- Directions for this task
The complete set of records below must be repeated precisely as given.
** Dataset excerpts follows **
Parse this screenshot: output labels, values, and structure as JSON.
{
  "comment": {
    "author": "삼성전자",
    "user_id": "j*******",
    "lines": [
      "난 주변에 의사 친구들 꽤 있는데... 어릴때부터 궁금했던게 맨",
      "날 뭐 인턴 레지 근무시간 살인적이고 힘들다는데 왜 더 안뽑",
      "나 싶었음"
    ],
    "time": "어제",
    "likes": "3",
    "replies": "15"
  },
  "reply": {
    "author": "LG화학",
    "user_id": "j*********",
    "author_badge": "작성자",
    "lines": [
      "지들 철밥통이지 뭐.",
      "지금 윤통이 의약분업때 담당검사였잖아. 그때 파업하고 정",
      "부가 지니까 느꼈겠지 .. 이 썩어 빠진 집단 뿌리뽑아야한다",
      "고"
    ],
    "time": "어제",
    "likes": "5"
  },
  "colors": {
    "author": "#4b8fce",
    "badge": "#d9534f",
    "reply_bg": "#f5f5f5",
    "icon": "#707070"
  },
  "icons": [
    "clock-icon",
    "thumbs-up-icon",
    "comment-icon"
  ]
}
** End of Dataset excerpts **
- Expected answer
Parse this screenshot: output labels, values, and structure as JSON.
{
  "comment": {
    "author": "삼성전자",
    "user_id": "j*******",
    "lines": [
      "난 주변에 의사 친구들 꽤 있는데... 어릴때부터 궁금했던게 맨",
      "날 뭐 인턴 레지 근무시간 살인적이고 힘들다는데 왜 더 안뽑",
      "나 싶었음"
    ],
    "time": "어제",
    "likes": "3",
    "replies": "15"
  },
  "reply": {
    "author": "LG화학",
    "user_id": "j*********",
    "author_badge": "작성자",
    "lines": [
      "지들 철밥통이지 뭐.",
      "지금 윤통이 의약분업때 담당검사였잖아. 그때 파업하고 정",
      "부가 지니까 느꼈겠지 .. 이 썩어 빠진 집단 뿌리뽑아야한다",
      "고"
    ],
    "time": "어제",
    "likes": "5"
  },
  "colors": {
    "author": "#4b8fce",
    "badge": "#d9534f",
    "reply_bg": "#f5f5f5",
    "icon": "#707070"
  },
  "icons": [
    "clock-icon",
    "thumbs-up-icon",
    "comment-icon"
  ]
}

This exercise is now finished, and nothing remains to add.